Then, in a moment reminiscent of another Schwartz project, Leonard Bernstein’s Mass for which Schwartz wrote most of the lyrics, cacophony is interrupted by beauty. In this case the interruption is the strong voice of Wallace Smith as John the Baptist leading into the rock-blast of “Prepare Ye.”
The series of parables and hymns set as musical scenes, which constitutes the essence of the show, takes over with some of the best known of the songs Schwartz composed using the lyrics of hymns as well as biblical quotations.
- The big hit of the show is “Day by Day,” a setting of a twelfth century text from St. Richard of Chicester, which is given a lovely up-tempo rendition by Anna Maria Perez de Tagle.
- “We Beseech Thee,” which Nick Blaemire turns into a romp, is actually based on the lyrics of Thomas Benson Pollock’s nineteenth century hymn.
- “Save the People” uses the lyric of the hymn “The People’s Anthem” by nineteenth century English poet Ebenezer Elliott.
- The tender “All Good Gifts” sung in a clean near falsetto by Telly Leung uses lyrics by Jane M. Campell’s nineteenth-century hymn.
Other songs use biblical quotes.

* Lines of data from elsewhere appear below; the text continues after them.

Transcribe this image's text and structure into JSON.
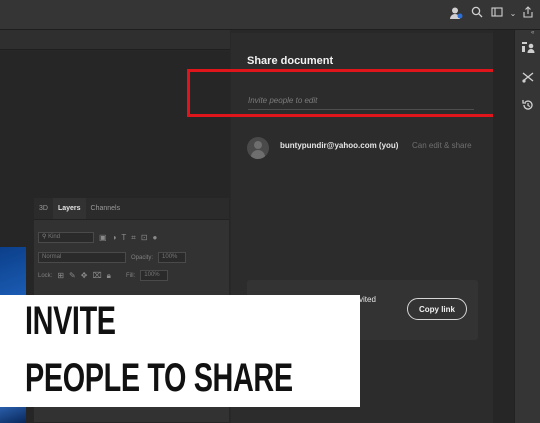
{
  "topbar": {
    "icons": [
      "share-user-icon",
      "search-icon",
      "workspace-icon",
      "chevron-down-icon",
      "export-icon"
    ]
  },
  "layers_panel": {
    "tabs": [
      "3D",
      "Layers",
      "Channels"
    ],
    "active_tab": "Layers",
    "kind_filter": "Kind",
    "blend_mode": "Normal",
    "opacity_label": "Opacity:",
    "opacity_value": "100%",
    "lock_label": "Lock:",
    "fill_label": "Fill:",
    "fill_value": "100%"
  },
  "share": {
    "title": "Share document",
    "invite_placeholder": "Invite people to edit",
    "user_email": "buntypundir@yahoo.com (you)",
    "user_permission": "Can edit & share",
    "invited_text": "vited",
    "copy_link_label": "Copy link",
    "highlight_color": "#e0141b"
  },
  "right_strip": {
    "icons": [
      "properties-icon",
      "adjustments-icon",
      "history-icon"
    ]
  },
  "overlay": {
    "line1": "INVITE",
    "line2": "PEOPLE TO SHARE"
  }
}
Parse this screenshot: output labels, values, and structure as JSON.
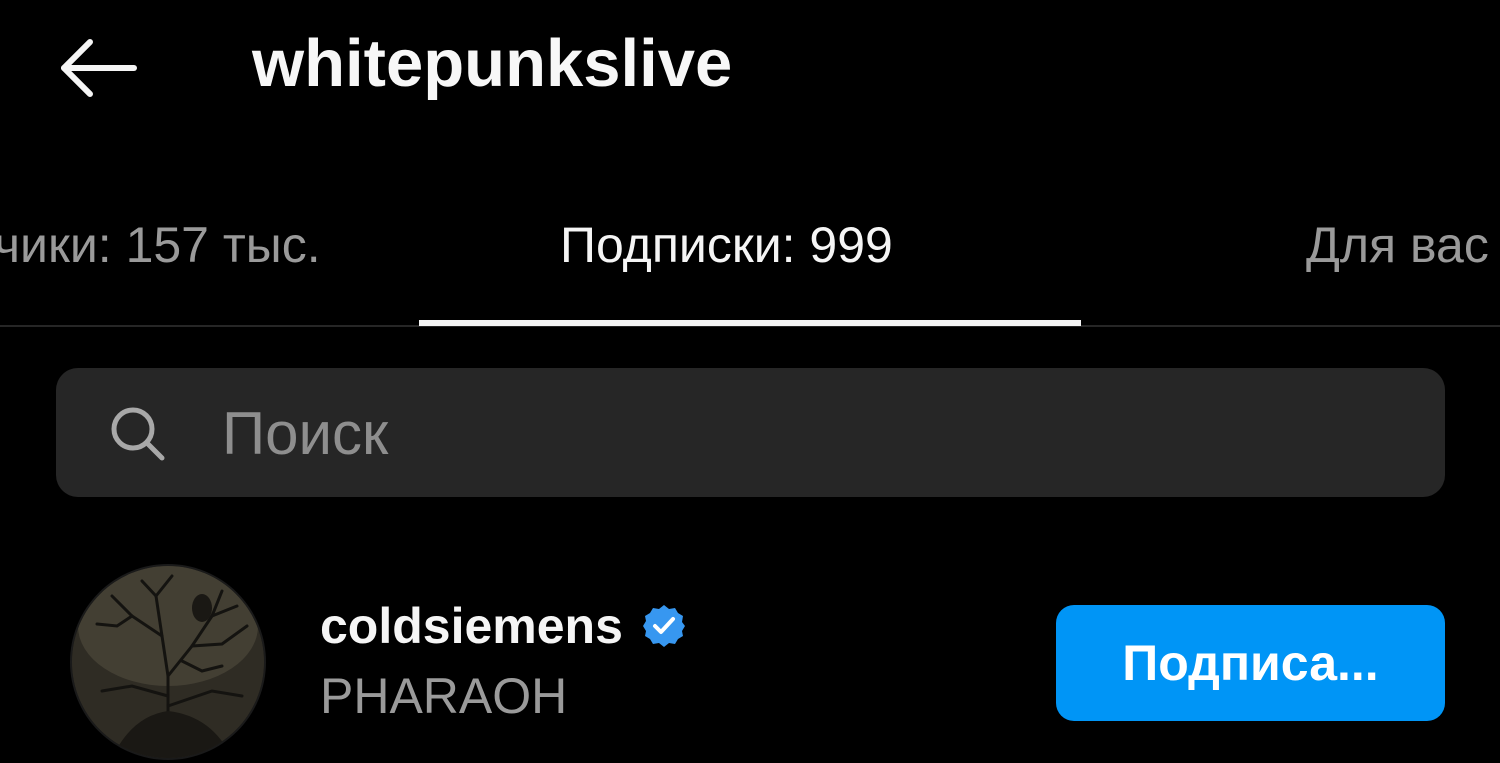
{
  "header": {
    "title": "whitepunkslive",
    "back_icon": "arrow-left-icon"
  },
  "tabs": [
    {
      "label": "чики: 157 тыс.",
      "active": false
    },
    {
      "label": "Подписки: 999",
      "active": true
    },
    {
      "label": "Для вас",
      "active": false
    }
  ],
  "search": {
    "placeholder": "Поиск",
    "value": "",
    "icon": "search-icon"
  },
  "users": [
    {
      "username": "coldsiemens",
      "verified": true,
      "full_name": "PHARAOH",
      "button_label": "Подписа..."
    }
  ],
  "colors": {
    "background": "#000000",
    "accent": "#0095f6",
    "search_bg": "#262626",
    "secondary_text": "#9a9a9a",
    "primary_text": "#f5f5f5"
  }
}
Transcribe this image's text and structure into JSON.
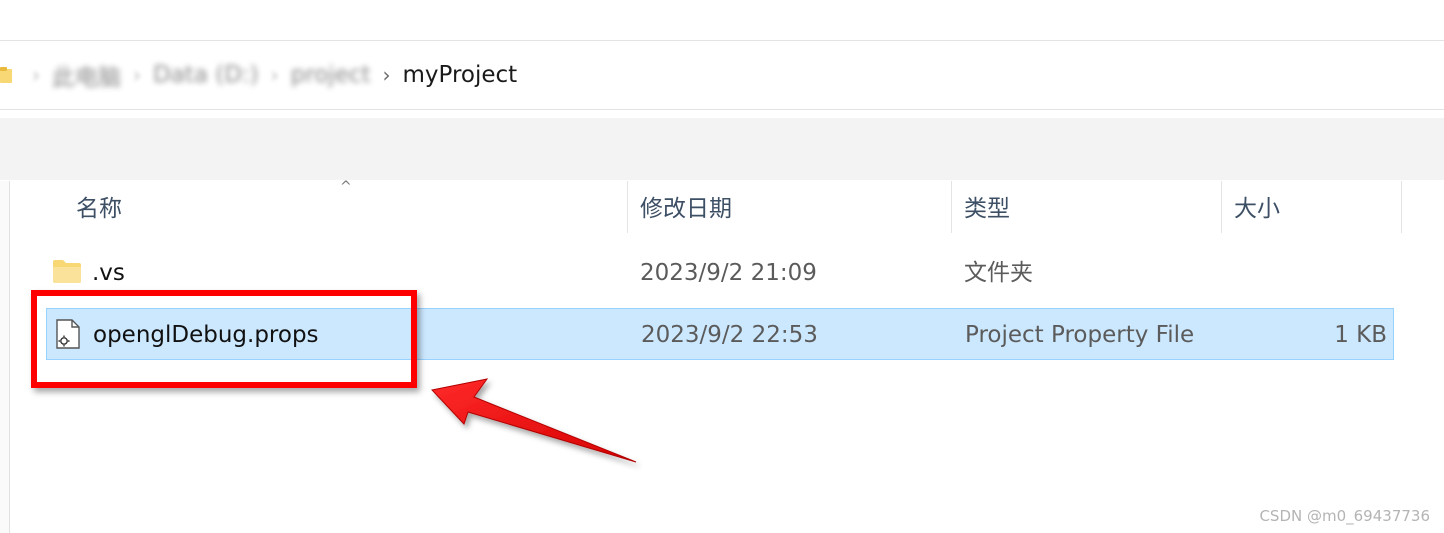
{
  "address_bar": {
    "breadcrumbs": [
      {
        "label": "此电脑"
      },
      {
        "label": "Data (D:)"
      },
      {
        "label": "project"
      }
    ],
    "current_folder": "myProject",
    "separator": "›"
  },
  "file_list": {
    "columns": {
      "name": "名称",
      "date_modified": "修改日期",
      "type": "类型",
      "size": "大小"
    },
    "sort_indicator": "^",
    "rows": [
      {
        "name": ".vs",
        "date_modified": "2023/9/2 21:09",
        "type": "文件夹",
        "size": "",
        "icon": "folder-icon",
        "selected": false
      },
      {
        "name": "openglDebug.props",
        "date_modified": "2023/9/2 22:53",
        "type": "Project Property File",
        "size": "1 KB",
        "icon": "property-file-icon",
        "selected": true
      }
    ]
  },
  "annotation": {
    "highlight_color": "#ff0000"
  },
  "watermark": "CSDN @m0_69437736",
  "colors": {
    "selection_bg": "#cce8ff",
    "selection_border": "#99d1ff",
    "folder_yellow": "#f8d775"
  }
}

The solo for Hunter Parrish’s Jesus, “Alas for You,” is Schwartz’ take on Matthew 23:13-17, while “Light of the World,” which cast member George Salazar leads as the finale of Act I, comes from Matthew 5:13-16.
The distinctive sound of this production is a result of new orchestrations and vocal arrangements by Michael Holland and the efforts of music director Charlie Alterman who leads the band from his keyboard position at one side of the stage. In the theater the guitarists are sprinkled throughout the seating area while the drum set is off to one side. While this recording isn’t a “surround sound” disc attempting to reconstruct that spatial relationship, it does a good job of blending sounds to create a full environment using the same six players.
The 40 page booklet does a fine job of providing an idea of the visual qualities of the show. It also has useful notes by Schwartz explaining his role in developing the score (and giving full credit to Peggy Gordon and Jay Hamburger who wrote “By My Side” for the show before he joined the project) and Paul Shaffer, whose career has been linked with Godspell ever since the 1972 Toronto production. (The night I saw the show he had come over from his gig at “The Late Show with David Letterman” to join in the festivities. He doesn’t, however, appear on the recording.)
The relatively short recording is bolstered by two “bonus tracks.” One has Schwartz’ “Beautiful City” from the film version of Godspell sung here by John Ondrasik who is also known as Five for Fighting in the pop music world. The other is an after hours recording of “Learn Your Lessons Well” which you can compare to the version in Act I in which Celisse Henderson accompanies herself on the Ukulele before switching over to a rocking electric guitar.